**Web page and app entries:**
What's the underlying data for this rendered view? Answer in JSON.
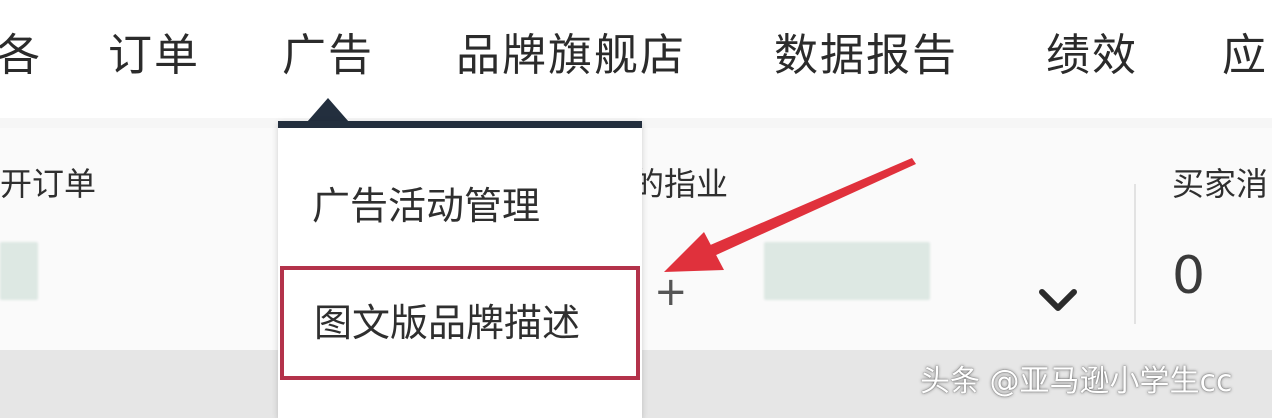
{
  "nav": {
    "items": [
      {
        "label": "各"
      },
      {
        "label": "订单"
      },
      {
        "label": "广告"
      },
      {
        "label": "品牌旗舰店"
      },
      {
        "label": "数据报告"
      },
      {
        "label": "绩效"
      },
      {
        "label": "应"
      }
    ],
    "active": "广告"
  },
  "ad_menu": {
    "items": [
      {
        "label": "广告活动管理"
      },
      {
        "label": "图文版品牌描述"
      }
    ],
    "highlighted": "图文版品牌描述"
  },
  "dashboard": {
    "cards": [
      {
        "label": "开订单"
      },
      {
        "label": "的指业"
      },
      {
        "label": "买家消",
        "value": "0"
      }
    ]
  },
  "annotation": {
    "arrow_color": "#e0313c",
    "highlight_color": "#b3324a"
  },
  "icons": {
    "dropdown": "chevron-down-icon"
  },
  "watermark": {
    "text": "头条 @亚马逊小学生cc"
  }
}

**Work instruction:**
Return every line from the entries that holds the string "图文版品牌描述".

**Finished exercise:**
        "label": "图文版品牌描述"
    "highlighted": "图文版品牌描述"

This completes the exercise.